[Page and application data records]
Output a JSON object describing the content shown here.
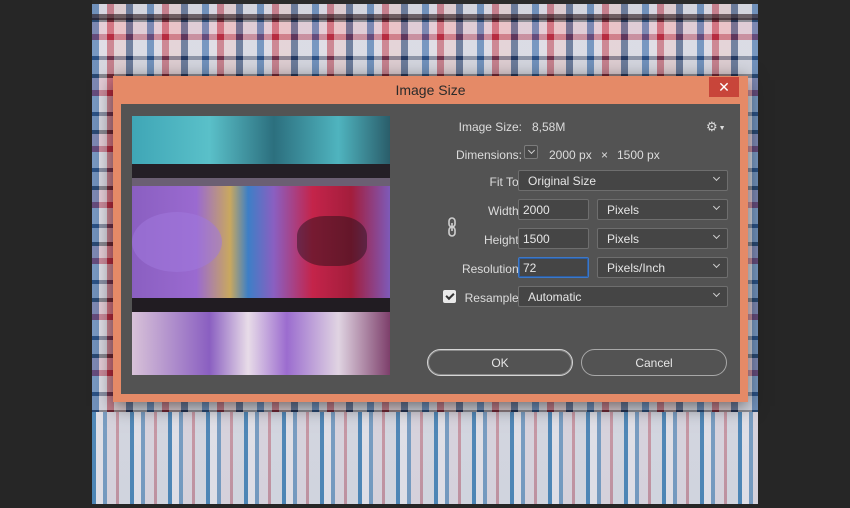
{
  "dialog": {
    "title": "Image Size",
    "close_glyph": "✕"
  },
  "info": {
    "image_size_label": "Image Size:",
    "image_size_value": "8,58M",
    "dimensions_label": "Dimensions:",
    "dimensions_width": "2000 px",
    "dimensions_times": "×",
    "dimensions_height": "1500 px"
  },
  "fit_to": {
    "label": "Fit To:",
    "value": "Original Size"
  },
  "width": {
    "label": "Width:",
    "value": "2000",
    "unit": "Pixels"
  },
  "height": {
    "label": "Height:",
    "value": "1500",
    "unit": "Pixels"
  },
  "resolution": {
    "label": "Resolution:",
    "value": "72",
    "unit": "Pixels/Inch"
  },
  "resample": {
    "label": "Resample:",
    "checked": true,
    "value": "Automatic"
  },
  "buttons": {
    "ok": "OK",
    "cancel": "Cancel"
  },
  "icons": {
    "settings": "gear-icon",
    "constrain": "link-icon",
    "close": "close-icon"
  },
  "colors": {
    "dialog_frame": "#e58a67",
    "dialog_body": "#535353",
    "close_button": "#c8453a",
    "focus": "#3c78c8"
  }
}
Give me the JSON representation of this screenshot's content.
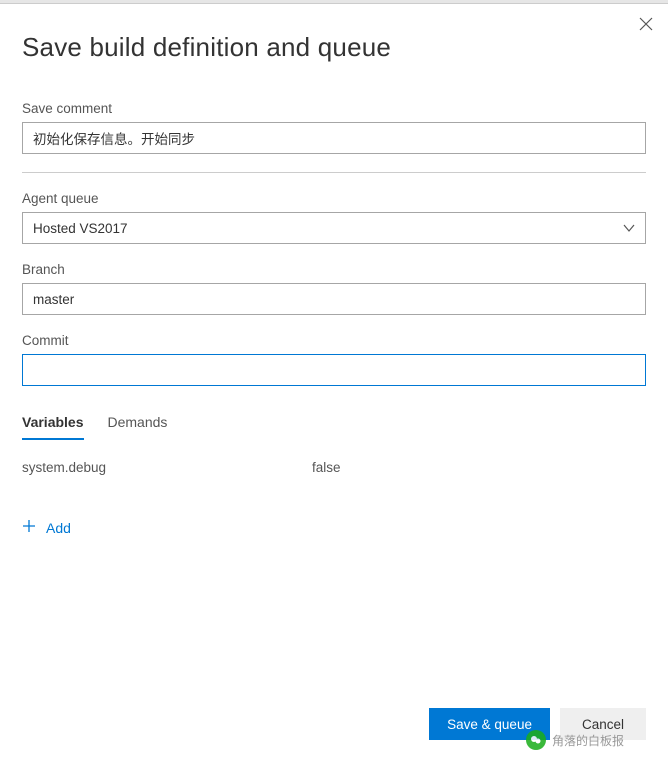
{
  "dialog": {
    "title": "Save build definition and queue"
  },
  "fields": {
    "save_comment": {
      "label": "Save comment",
      "value": "初始化保存信息。开始同步"
    },
    "agent_queue": {
      "label": "Agent queue",
      "value": "Hosted VS2017"
    },
    "branch": {
      "label": "Branch",
      "value": "master"
    },
    "commit": {
      "label": "Commit",
      "value": ""
    }
  },
  "tabs": {
    "variables": "Variables",
    "demands": "Demands"
  },
  "variables": [
    {
      "name": "system.debug",
      "value": "false"
    }
  ],
  "add_label": "Add",
  "buttons": {
    "save_queue": "Save & queue",
    "cancel": "Cancel"
  },
  "watermark": "角落的白板报"
}
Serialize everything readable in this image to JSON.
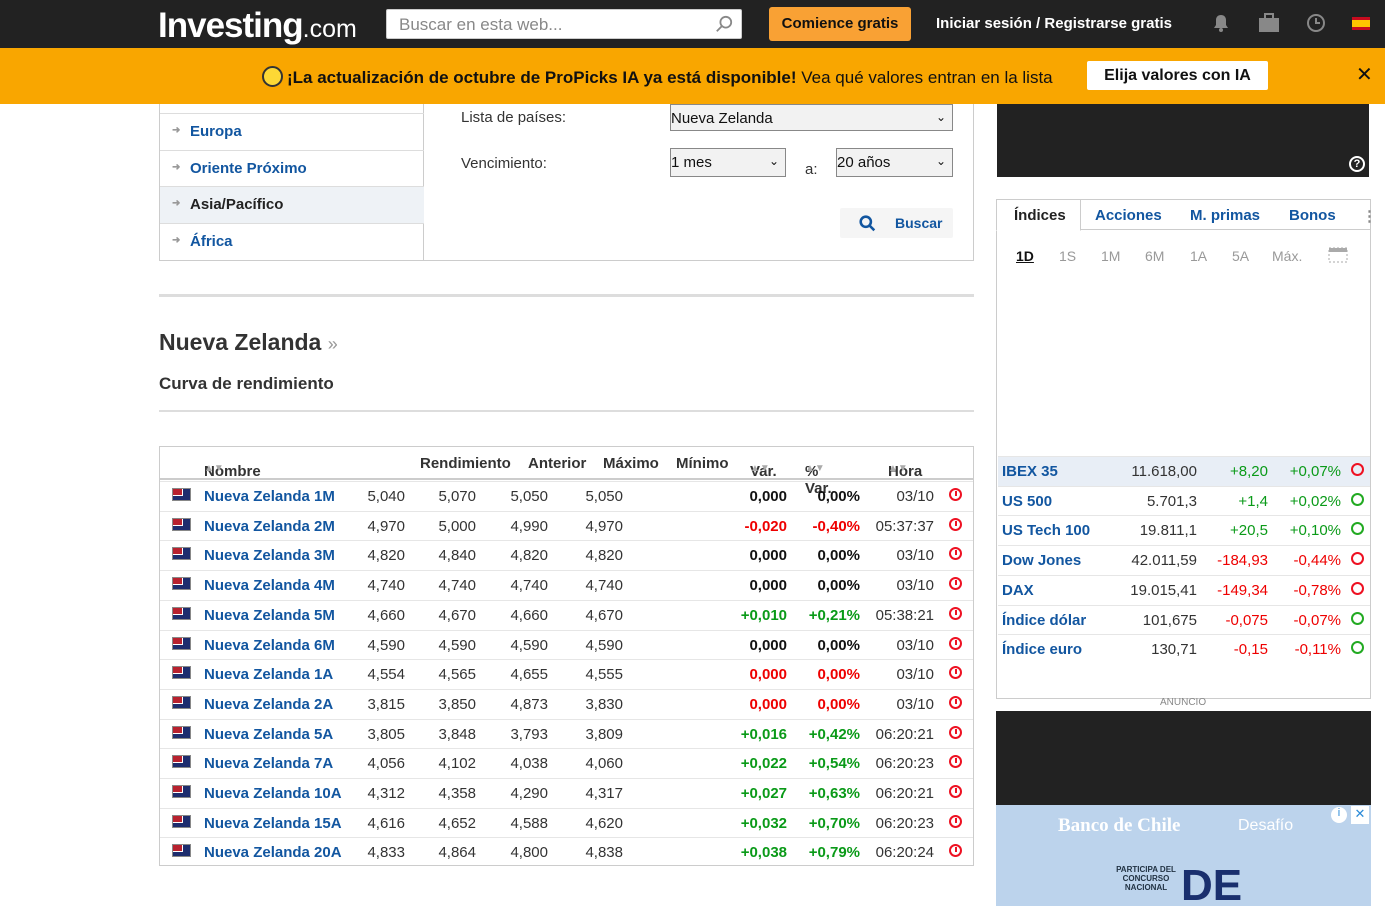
{
  "header": {
    "logo_main": "Investing",
    "logo_suffix": ".com",
    "search_placeholder": "Buscar en esta web...",
    "start_button": "Comience gratis",
    "login": "Iniciar sesión",
    "sep": "/",
    "register": "Registrarse gratis"
  },
  "banner": {
    "text_bold": "¡La actualización de octubre de ProPicks IA ya está disponible!",
    "text_rest": "Vea qué valores entran en la lista",
    "button": "Elija valores con IA",
    "close": "✕"
  },
  "regions": [
    "Europa",
    "Oriente Próximo",
    "Asia/Pacífico",
    "África"
  ],
  "form": {
    "countries_label": "Lista de países:",
    "country_value": "Nueva Zelanda",
    "maturity_label": "Vencimiento:",
    "from_value": "1 mes",
    "to_label": "a:",
    "to_value": "20 años",
    "search_button": "Buscar"
  },
  "page_title": "Nueva Zelanda",
  "page_title_raquo": "»",
  "subtitle": "Curva de rendimiento",
  "table": {
    "headers": {
      "name": "Nombre",
      "yield": "Rendimiento",
      "prev": "Anterior",
      "high": "Máximo",
      "low": "Mínimo",
      "chg": "Var.",
      "pct": "% Var.",
      "time": "Hora"
    },
    "rows": [
      {
        "name": "Nueva Zelanda 1M",
        "yield": "5,050",
        "prev": "5,050",
        "high": "5,070",
        "low": "5,040",
        "chg": "0,000",
        "pct": "0,00%",
        "time": "03/10",
        "dir": "neu"
      },
      {
        "name": "Nueva Zelanda 2M",
        "yield": "4,970",
        "prev": "4,990",
        "high": "5,000",
        "low": "4,970",
        "chg": "-0,020",
        "pct": "-0,40%",
        "time": "05:37:37",
        "dir": "neg"
      },
      {
        "name": "Nueva Zelanda 3M",
        "yield": "4,820",
        "prev": "4,820",
        "high": "4,840",
        "low": "4,820",
        "chg": "0,000",
        "pct": "0,00%",
        "time": "03/10",
        "dir": "neu"
      },
      {
        "name": "Nueva Zelanda 4M",
        "yield": "4,740",
        "prev": "4,740",
        "high": "4,740",
        "low": "4,740",
        "chg": "0,000",
        "pct": "0,00%",
        "time": "03/10",
        "dir": "neu"
      },
      {
        "name": "Nueva Zelanda 5M",
        "yield": "4,670",
        "prev": "4,660",
        "high": "4,670",
        "low": "4,660",
        "chg": "+0,010",
        "pct": "+0,21%",
        "time": "05:38:21",
        "dir": "pos"
      },
      {
        "name": "Nueva Zelanda 6M",
        "yield": "4,590",
        "prev": "4,590",
        "high": "4,590",
        "low": "4,590",
        "chg": "0,000",
        "pct": "0,00%",
        "time": "03/10",
        "dir": "neu"
      },
      {
        "name": "Nueva Zelanda 1A",
        "yield": "4,555",
        "prev": "4,655",
        "high": "4,565",
        "low": "4,554",
        "chg": "0,000",
        "pct": "0,00%",
        "time": "03/10",
        "dir": "neg"
      },
      {
        "name": "Nueva Zelanda 2A",
        "yield": "3,830",
        "prev": "4,873",
        "high": "3,850",
        "low": "3,815",
        "chg": "0,000",
        "pct": "0,00%",
        "time": "03/10",
        "dir": "neg"
      },
      {
        "name": "Nueva Zelanda 5A",
        "yield": "3,809",
        "prev": "3,793",
        "high": "3,848",
        "low": "3,805",
        "chg": "+0,016",
        "pct": "+0,42%",
        "time": "06:20:21",
        "dir": "pos"
      },
      {
        "name": "Nueva Zelanda 7A",
        "yield": "4,060",
        "prev": "4,038",
        "high": "4,102",
        "low": "4,056",
        "chg": "+0,022",
        "pct": "+0,54%",
        "time": "06:20:23",
        "dir": "pos"
      },
      {
        "name": "Nueva Zelanda 10A",
        "yield": "4,317",
        "prev": "4,290",
        "high": "4,358",
        "low": "4,312",
        "chg": "+0,027",
        "pct": "+0,63%",
        "time": "06:20:21",
        "dir": "pos"
      },
      {
        "name": "Nueva Zelanda 15A",
        "yield": "4,620",
        "prev": "4,588",
        "high": "4,652",
        "low": "4,616",
        "chg": "+0,032",
        "pct": "+0,70%",
        "time": "06:20:23",
        "dir": "pos"
      },
      {
        "name": "Nueva Zelanda 20A",
        "yield": "4,838",
        "prev": "4,800",
        "high": "4,864",
        "low": "4,833",
        "chg": "+0,038",
        "pct": "+0,79%",
        "time": "06:20:24",
        "dir": "pos"
      }
    ]
  },
  "widget": {
    "tabs": [
      "Índices",
      "Acciones",
      "M. primas",
      "Bonos"
    ],
    "periods": [
      "1D",
      "1S",
      "1M",
      "6M",
      "1A",
      "5A",
      "Máx."
    ],
    "indices": [
      {
        "name": "IBEX 35",
        "value": "11.618,00",
        "chg": "+8,20",
        "pct": "+0,07%",
        "dir": "pos",
        "clock": "red"
      },
      {
        "name": "US 500",
        "value": "5.701,3",
        "chg": "+1,4",
        "pct": "+0,02%",
        "dir": "pos",
        "clock": "green"
      },
      {
        "name": "US Tech 100",
        "value": "19.811,1",
        "chg": "+20,5",
        "pct": "+0,10%",
        "dir": "pos",
        "clock": "green"
      },
      {
        "name": "Dow Jones",
        "value": "42.011,59",
        "chg": "-184,93",
        "pct": "-0,44%",
        "dir": "neg",
        "clock": "red"
      },
      {
        "name": "DAX",
        "value": "19.015,41",
        "chg": "-149,34",
        "pct": "-0,78%",
        "dir": "neg",
        "clock": "red"
      },
      {
        "name": "Índice dólar",
        "value": "101,675",
        "chg": "-0,075",
        "pct": "-0,07%",
        "dir": "neg",
        "clock": "green"
      },
      {
        "name": "Índice euro",
        "value": "130,71",
        "chg": "-0,15",
        "pct": "-0,11%",
        "dir": "neg",
        "clock": "green"
      }
    ]
  },
  "ad_label": "ANUNCIO",
  "ad_help": "?",
  "ad_close": "✕",
  "ad_brand": "Banco de Chile",
  "ad_partner": "Desafío",
  "ad_sub": "PARTICIPA DEL CONCURSO NACIONAL",
  "ad_big": "DE",
  "colors": {
    "accent": "#f9a134",
    "link": "#1256a0",
    "positive": "#0a9a18",
    "negative": "#e00000"
  }
}
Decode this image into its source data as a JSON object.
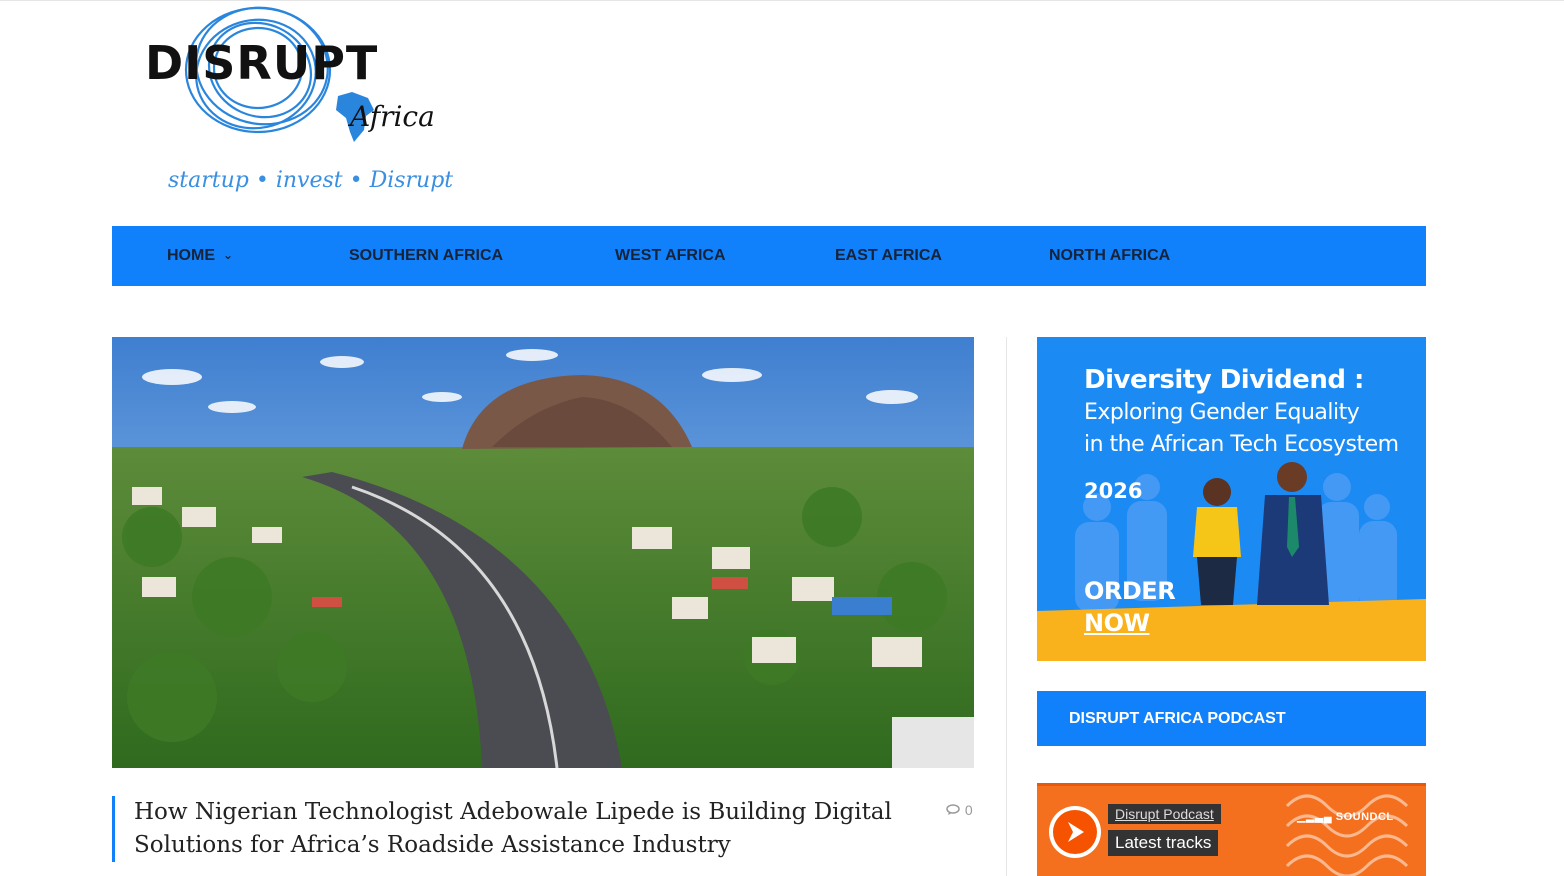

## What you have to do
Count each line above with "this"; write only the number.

## Result
3